I have written before about how much I need and love my pastry gurus, and Joanne Chang of Flour bakery is certainly one of them. Right now I’m getting inspired by her newest book, Baking with Less Sugar, but her first cookbook, Flour, is one that I have used for so many delicious desserts here at the restaurant.  For Franck and I, working on our own in the wilds of Western Massachusetts, it’s like having a fellow friend/pastry geek to talk shop with when I open up such a smart and useful book.

One of the most popular desserts which it inspired, and somehow one of the most requested desserts in Chez Nous history, is the Dark Chocolate Pot de Creme.  This decadent and unassuming little dessert is truly sublime on every level:  incredibly rich flavor and smooth, luscious texture.  Not only is it a winner, but it’s also incredibly easy to prepare.  No baking in the oven in a bain-marie necessary:  Joanne ramped up the amount of chocolate so that the dessert sets on it’s own like a dream in it’s little cup in the fridge.  A perfect make-ahead, never fail dessert!

Dark Chocolate Pot de Creme, adapted from Flour, by Joanne Changbest pot de creme

Makes 5 desserts

180 ml  ½ and ½

220 ml  heavy cream

4 oz bittersweet chocolate

4 yolks

75 g  sugar

½ t vanilla

¼ t salt

2 T Kahlua, or other chocolate-friendly alcohol of your choosing

-Boil cream and milk in a heavy-based saucepan, whisk together yolks, sugar and salt, then slowly temper in (pour over gradually) the hot milk/cream, whisking contantly to avoid curdling the eggs.  Pour everything back into the pot and slowly bring up to barely simmer.  Off of the heat, add the chocolate and whisk in to melt, as well as the vanilla and the Kahlua.  Strain through a fine seive and pour into jars.  Allow to set in the fridge before serving.


The Menu Changes Every Day!

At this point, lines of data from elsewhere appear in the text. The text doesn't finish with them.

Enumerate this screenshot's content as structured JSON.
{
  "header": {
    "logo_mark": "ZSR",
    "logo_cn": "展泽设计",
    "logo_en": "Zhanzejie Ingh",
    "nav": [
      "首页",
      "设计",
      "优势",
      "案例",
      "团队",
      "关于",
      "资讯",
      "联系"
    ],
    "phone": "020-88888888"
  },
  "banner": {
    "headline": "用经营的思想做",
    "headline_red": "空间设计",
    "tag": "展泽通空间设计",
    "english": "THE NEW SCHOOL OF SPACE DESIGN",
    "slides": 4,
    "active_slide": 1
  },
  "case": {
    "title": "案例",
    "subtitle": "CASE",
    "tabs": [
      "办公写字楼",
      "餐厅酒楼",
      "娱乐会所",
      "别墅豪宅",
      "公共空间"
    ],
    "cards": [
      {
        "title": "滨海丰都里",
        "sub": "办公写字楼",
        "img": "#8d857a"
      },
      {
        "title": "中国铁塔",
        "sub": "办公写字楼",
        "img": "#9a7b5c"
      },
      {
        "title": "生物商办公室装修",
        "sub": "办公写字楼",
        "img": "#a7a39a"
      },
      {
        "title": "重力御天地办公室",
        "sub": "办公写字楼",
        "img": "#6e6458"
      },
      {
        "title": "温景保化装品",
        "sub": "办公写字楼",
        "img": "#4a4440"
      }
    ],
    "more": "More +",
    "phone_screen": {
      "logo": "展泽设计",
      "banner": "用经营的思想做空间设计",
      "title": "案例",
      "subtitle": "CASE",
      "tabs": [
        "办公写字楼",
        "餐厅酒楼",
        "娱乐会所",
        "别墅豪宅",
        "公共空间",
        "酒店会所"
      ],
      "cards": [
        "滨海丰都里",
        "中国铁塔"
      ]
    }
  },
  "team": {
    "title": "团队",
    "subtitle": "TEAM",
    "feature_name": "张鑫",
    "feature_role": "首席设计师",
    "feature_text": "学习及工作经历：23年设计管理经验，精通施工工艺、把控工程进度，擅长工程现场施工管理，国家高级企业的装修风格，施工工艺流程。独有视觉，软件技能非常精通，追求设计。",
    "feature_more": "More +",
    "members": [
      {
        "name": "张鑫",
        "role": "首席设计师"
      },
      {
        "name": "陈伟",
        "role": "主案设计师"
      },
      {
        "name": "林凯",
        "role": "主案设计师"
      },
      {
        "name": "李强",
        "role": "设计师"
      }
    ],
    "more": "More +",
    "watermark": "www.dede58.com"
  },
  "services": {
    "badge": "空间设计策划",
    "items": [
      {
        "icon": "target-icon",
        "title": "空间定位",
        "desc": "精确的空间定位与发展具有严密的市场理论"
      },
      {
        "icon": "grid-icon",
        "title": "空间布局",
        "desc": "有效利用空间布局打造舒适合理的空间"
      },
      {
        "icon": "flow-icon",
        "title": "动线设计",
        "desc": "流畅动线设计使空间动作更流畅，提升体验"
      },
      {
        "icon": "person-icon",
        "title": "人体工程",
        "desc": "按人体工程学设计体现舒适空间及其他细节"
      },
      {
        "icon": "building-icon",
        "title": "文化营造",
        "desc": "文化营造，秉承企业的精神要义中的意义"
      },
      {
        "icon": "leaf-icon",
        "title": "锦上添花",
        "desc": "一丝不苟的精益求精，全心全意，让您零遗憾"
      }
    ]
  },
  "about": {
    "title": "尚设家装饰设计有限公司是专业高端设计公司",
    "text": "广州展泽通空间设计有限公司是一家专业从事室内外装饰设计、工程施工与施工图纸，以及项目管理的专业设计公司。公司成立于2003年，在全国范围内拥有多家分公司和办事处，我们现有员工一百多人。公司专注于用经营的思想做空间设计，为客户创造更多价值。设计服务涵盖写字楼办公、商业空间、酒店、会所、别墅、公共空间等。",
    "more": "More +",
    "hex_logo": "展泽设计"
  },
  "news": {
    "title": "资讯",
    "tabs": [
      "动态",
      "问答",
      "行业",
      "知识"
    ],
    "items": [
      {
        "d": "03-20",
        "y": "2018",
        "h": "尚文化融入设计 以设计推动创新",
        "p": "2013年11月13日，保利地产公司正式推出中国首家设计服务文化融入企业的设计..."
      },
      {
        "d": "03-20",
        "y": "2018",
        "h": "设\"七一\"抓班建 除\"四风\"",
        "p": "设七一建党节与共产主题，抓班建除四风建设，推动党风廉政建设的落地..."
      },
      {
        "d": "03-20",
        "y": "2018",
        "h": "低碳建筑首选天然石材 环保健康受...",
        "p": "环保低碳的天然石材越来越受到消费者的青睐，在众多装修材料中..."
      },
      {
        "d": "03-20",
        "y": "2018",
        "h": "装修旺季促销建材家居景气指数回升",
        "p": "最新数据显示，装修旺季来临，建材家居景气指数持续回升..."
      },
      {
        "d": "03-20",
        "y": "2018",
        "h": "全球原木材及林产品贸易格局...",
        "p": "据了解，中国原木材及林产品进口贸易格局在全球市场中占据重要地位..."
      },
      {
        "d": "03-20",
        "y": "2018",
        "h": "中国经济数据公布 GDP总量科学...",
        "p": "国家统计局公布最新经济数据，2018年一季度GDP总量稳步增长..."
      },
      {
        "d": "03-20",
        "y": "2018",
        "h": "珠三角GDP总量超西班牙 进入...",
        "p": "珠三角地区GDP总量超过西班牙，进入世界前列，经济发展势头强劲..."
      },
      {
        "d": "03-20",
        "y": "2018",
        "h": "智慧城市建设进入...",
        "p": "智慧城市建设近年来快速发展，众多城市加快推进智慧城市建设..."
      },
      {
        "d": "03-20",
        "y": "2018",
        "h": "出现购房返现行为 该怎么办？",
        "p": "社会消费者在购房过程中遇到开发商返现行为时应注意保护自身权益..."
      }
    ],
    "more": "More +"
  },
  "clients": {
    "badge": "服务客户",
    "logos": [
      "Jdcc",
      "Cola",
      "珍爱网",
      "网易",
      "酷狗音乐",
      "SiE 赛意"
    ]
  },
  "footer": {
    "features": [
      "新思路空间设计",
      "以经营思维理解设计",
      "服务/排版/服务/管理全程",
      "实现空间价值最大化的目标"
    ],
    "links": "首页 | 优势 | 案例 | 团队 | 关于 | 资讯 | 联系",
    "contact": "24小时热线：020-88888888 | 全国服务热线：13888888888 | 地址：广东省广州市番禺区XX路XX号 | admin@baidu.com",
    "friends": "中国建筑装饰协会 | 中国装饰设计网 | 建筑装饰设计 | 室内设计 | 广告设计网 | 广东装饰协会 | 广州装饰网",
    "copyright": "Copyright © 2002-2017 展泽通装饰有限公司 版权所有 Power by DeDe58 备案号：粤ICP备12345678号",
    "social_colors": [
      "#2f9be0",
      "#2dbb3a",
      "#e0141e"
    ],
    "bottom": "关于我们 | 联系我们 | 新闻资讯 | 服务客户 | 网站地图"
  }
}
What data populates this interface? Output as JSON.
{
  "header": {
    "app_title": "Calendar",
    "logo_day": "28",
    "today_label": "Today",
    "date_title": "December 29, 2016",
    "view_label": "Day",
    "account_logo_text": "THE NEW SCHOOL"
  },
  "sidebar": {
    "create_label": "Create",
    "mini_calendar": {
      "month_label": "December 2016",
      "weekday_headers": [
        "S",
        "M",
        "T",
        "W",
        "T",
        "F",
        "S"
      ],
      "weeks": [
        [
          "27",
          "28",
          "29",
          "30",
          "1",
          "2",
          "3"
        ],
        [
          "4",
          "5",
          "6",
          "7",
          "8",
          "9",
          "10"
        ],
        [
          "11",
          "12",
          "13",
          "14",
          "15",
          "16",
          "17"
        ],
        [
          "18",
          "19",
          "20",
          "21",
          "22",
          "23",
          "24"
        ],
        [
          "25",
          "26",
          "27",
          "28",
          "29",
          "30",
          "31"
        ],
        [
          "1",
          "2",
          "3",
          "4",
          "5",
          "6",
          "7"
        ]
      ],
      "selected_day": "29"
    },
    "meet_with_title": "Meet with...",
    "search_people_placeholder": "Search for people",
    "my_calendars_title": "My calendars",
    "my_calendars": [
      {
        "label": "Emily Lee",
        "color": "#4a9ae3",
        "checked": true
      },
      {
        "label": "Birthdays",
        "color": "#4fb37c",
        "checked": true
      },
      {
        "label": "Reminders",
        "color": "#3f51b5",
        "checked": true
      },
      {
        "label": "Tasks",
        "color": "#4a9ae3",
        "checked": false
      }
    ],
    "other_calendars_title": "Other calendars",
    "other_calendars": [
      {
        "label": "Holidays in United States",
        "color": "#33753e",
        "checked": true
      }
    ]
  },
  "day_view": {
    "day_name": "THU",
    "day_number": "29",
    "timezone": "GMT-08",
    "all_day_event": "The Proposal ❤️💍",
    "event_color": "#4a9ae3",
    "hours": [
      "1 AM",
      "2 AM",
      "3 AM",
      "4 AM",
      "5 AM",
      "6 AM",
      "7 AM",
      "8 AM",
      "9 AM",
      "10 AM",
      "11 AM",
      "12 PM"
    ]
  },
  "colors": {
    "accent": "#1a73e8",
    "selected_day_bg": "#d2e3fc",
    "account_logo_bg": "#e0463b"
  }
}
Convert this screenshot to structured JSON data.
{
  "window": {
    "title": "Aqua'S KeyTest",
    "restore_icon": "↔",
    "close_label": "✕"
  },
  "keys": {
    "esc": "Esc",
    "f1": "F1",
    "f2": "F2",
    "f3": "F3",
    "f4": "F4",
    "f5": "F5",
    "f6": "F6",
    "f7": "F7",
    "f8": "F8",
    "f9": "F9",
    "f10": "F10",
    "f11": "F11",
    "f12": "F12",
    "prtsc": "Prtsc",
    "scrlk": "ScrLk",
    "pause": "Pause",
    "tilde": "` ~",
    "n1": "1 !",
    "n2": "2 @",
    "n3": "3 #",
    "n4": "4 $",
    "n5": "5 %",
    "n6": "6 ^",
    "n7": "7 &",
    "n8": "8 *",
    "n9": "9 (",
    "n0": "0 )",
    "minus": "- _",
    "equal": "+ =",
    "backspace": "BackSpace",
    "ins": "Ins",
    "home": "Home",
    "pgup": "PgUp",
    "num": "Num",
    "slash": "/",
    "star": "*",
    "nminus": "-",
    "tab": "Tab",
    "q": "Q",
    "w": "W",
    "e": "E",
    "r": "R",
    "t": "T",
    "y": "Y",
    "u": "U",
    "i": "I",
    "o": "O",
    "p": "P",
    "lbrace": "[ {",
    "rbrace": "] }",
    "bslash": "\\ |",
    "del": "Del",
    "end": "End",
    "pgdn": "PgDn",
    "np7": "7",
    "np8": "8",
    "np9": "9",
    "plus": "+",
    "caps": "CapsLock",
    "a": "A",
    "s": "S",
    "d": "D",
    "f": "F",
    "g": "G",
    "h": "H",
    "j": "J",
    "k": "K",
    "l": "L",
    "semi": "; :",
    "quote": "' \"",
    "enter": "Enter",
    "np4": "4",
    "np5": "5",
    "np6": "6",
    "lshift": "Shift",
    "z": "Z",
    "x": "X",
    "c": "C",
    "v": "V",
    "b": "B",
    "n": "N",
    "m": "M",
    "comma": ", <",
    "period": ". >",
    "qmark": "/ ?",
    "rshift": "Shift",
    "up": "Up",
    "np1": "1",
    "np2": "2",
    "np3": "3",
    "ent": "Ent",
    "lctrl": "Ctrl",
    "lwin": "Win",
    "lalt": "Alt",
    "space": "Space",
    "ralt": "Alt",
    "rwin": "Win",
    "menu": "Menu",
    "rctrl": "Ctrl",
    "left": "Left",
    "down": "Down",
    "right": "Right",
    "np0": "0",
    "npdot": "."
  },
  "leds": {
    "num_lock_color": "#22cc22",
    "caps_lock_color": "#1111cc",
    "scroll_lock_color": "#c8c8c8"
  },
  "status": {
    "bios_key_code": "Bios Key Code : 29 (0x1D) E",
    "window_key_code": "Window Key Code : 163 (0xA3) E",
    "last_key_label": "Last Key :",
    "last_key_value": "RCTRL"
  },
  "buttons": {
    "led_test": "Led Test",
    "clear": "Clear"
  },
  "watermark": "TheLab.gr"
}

Check out the menu displayed here online to give you as idea of what’s cooking at Chez Nous these days.  The menu changes every day to show off what’s freshest and most delicious.  Merci!